[What you are asked to do]
Which of the lines in the records below hold the string "this"? Copy every one of them.

[Supplied data]
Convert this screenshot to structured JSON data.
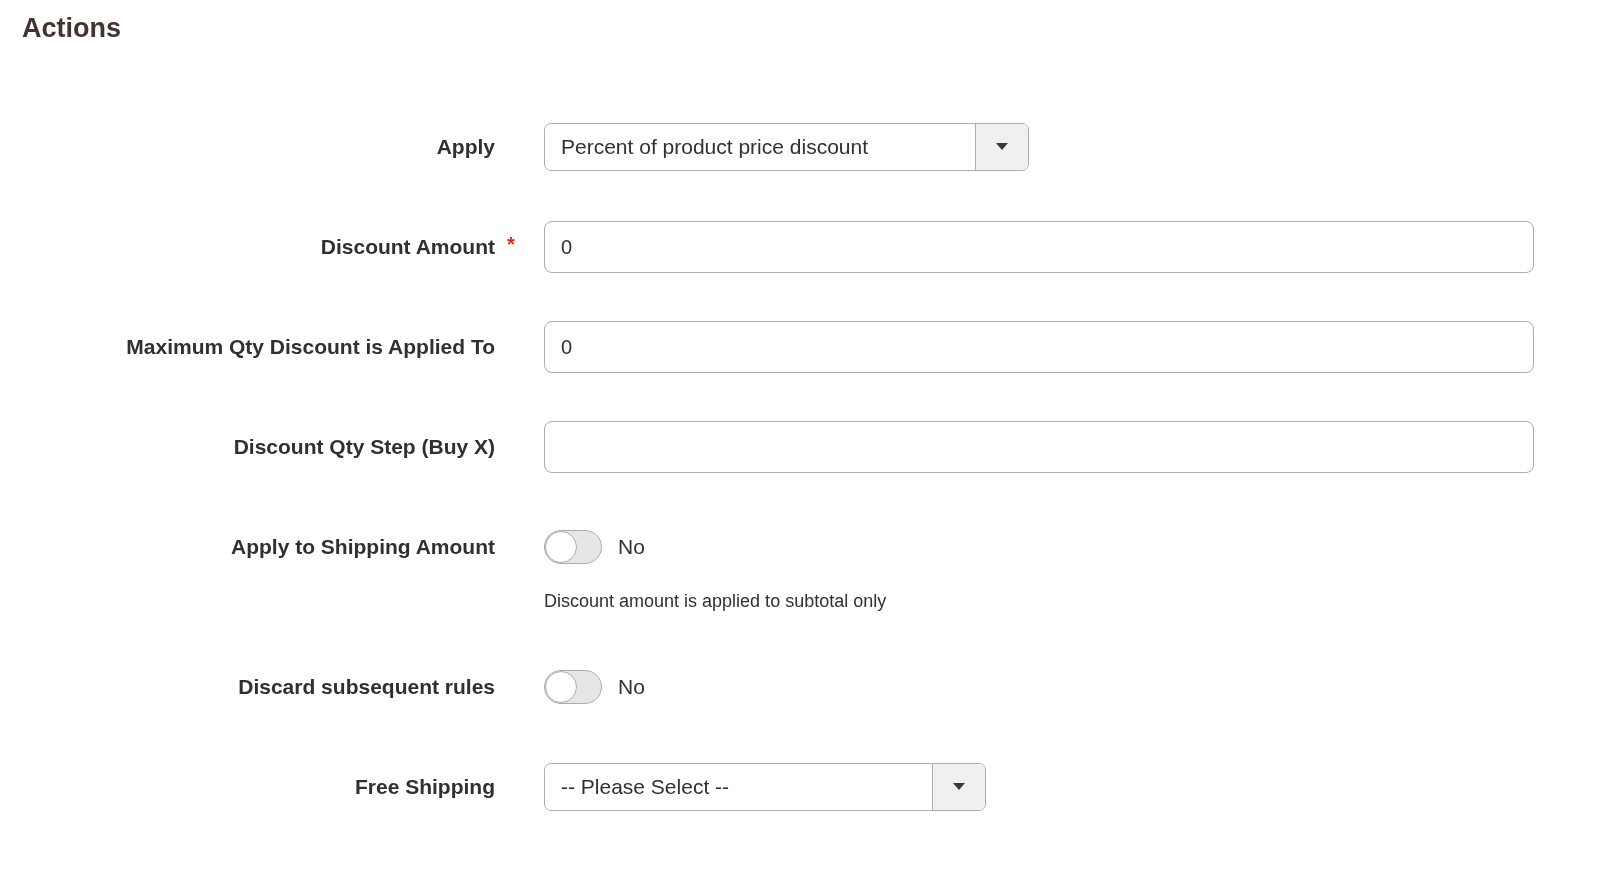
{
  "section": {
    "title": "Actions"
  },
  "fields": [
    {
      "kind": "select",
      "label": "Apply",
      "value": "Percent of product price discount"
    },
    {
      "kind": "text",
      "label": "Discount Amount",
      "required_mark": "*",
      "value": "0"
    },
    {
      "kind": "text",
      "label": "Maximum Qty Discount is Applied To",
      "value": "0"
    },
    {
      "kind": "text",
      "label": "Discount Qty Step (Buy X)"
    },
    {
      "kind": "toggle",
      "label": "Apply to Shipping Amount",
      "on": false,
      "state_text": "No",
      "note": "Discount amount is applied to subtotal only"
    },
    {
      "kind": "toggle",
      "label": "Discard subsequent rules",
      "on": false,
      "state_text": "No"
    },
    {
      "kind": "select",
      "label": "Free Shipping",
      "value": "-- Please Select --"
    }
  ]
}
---
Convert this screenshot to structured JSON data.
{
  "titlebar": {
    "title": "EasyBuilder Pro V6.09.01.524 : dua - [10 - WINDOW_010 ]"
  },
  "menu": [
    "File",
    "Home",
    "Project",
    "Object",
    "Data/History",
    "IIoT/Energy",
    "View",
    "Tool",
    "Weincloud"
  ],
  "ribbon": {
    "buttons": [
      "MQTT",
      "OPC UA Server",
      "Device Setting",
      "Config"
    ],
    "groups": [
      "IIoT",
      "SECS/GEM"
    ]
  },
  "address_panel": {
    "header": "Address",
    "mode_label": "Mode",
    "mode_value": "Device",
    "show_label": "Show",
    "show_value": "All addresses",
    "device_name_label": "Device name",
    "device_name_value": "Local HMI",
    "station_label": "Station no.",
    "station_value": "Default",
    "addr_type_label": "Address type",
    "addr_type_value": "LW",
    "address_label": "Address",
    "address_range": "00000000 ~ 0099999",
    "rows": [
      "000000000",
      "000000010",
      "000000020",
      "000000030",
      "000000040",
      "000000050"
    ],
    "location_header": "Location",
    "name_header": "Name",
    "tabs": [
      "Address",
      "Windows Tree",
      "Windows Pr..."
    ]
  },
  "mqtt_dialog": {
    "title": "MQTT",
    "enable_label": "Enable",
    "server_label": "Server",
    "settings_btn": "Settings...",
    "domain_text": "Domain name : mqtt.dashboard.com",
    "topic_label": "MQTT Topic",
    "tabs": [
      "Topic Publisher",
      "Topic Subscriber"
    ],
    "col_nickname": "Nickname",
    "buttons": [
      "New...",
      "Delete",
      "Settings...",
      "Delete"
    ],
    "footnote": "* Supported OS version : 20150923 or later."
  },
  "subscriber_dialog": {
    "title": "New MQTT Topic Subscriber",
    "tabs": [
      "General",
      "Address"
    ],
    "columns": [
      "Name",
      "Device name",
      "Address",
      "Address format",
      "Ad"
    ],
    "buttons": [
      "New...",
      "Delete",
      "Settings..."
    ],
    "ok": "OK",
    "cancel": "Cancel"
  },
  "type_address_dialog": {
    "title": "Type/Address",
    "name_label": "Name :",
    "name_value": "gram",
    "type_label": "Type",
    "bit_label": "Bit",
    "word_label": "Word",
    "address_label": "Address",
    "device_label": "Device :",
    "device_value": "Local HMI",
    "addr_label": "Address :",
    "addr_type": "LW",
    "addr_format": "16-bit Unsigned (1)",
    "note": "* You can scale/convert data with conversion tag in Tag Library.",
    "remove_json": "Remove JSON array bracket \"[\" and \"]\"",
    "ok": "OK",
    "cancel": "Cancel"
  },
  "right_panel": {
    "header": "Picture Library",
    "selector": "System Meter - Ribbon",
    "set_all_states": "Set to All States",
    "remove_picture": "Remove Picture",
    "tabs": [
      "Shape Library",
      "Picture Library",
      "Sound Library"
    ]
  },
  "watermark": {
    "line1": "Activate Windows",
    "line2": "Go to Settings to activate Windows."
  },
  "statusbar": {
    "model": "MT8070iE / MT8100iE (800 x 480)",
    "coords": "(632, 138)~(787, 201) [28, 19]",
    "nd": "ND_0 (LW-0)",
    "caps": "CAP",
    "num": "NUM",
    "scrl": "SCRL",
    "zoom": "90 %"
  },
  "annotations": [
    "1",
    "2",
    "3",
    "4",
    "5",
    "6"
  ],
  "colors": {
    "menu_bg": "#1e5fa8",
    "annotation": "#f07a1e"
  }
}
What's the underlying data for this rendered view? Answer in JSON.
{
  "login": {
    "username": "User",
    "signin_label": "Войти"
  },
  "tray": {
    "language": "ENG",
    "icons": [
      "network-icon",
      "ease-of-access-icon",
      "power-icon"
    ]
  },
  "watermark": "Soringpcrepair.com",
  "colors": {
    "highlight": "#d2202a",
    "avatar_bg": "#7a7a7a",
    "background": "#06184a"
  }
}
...
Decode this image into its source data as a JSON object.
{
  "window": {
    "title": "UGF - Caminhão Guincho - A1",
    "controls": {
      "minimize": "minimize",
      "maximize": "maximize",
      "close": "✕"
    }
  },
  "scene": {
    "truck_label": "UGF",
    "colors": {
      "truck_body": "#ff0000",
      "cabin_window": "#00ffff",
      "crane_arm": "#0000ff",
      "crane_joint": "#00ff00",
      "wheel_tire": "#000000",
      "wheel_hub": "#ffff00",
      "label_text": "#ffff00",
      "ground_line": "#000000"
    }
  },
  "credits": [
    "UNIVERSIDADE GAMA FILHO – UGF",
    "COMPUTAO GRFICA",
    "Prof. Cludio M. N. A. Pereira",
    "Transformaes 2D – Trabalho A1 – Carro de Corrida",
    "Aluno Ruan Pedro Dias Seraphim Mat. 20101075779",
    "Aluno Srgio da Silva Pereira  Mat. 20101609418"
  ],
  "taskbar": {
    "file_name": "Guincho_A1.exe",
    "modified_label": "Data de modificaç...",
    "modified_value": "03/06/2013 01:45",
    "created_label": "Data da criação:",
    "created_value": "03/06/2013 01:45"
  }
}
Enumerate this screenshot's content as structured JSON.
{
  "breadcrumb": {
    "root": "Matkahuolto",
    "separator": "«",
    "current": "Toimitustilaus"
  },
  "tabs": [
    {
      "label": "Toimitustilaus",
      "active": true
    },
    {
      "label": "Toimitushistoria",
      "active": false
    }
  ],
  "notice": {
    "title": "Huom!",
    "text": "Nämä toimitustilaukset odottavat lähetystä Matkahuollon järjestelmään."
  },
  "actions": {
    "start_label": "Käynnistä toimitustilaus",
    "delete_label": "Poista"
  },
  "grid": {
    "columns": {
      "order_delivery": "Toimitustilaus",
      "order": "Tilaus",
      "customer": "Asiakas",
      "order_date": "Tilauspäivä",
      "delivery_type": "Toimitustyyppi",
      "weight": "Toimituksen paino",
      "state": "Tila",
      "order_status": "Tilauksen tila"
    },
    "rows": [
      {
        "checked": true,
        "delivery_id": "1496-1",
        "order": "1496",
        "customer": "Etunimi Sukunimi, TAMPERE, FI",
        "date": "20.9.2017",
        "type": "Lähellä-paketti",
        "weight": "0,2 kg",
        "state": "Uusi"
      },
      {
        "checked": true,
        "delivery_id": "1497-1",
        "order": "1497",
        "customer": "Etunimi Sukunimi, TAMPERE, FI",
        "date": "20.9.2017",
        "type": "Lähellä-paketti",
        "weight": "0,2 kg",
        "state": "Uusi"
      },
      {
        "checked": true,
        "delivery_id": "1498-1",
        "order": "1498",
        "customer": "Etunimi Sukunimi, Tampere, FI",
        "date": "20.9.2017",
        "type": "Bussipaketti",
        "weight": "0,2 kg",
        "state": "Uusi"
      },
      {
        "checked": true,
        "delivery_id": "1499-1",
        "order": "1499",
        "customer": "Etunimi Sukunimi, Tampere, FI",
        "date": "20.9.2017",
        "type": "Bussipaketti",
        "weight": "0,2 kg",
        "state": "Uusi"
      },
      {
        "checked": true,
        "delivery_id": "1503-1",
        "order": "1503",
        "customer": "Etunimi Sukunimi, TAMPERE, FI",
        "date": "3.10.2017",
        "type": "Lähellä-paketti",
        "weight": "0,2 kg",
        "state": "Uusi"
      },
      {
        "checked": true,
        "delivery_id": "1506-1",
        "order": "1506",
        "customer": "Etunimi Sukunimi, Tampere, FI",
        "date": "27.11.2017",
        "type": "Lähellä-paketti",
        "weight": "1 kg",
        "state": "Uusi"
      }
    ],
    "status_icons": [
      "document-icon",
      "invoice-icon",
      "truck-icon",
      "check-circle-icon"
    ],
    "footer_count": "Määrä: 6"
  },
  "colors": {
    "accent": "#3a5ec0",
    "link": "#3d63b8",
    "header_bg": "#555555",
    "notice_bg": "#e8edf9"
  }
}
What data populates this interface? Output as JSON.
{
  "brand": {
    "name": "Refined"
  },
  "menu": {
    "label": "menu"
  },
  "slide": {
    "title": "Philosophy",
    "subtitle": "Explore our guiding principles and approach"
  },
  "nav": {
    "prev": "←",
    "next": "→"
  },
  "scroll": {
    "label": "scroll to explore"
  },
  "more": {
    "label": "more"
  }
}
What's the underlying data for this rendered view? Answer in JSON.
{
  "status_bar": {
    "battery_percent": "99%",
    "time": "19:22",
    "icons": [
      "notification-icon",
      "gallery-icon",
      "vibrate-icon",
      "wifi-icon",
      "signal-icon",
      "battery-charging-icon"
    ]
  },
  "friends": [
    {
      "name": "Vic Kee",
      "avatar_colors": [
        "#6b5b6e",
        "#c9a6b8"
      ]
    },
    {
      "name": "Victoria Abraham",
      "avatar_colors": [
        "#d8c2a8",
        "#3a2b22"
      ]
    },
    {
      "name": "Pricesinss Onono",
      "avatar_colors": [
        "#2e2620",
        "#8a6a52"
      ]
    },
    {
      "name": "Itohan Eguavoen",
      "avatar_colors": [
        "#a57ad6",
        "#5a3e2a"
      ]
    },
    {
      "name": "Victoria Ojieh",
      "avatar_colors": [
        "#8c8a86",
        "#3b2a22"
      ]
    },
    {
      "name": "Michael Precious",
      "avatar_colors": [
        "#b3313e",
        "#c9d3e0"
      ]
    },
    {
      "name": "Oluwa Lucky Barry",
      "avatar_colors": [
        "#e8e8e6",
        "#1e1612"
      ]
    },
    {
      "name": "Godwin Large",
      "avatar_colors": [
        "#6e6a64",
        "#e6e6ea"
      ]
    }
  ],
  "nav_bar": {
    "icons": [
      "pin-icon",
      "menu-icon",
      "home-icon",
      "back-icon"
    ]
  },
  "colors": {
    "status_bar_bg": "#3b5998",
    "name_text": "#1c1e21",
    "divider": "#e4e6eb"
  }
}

[Answer for the task]
Convert this screenshot to structured JSON data.
Convert this screenshot to structured JSON data.
What's the underlying data for this rendered view? Answer in JSON.
Decode this image into its source data as a JSON object.
Enumerate this screenshot's content as structured JSON.
What data populates this interface? Output as JSON.
What's the underlying data for this rendered view? Answer in JSON.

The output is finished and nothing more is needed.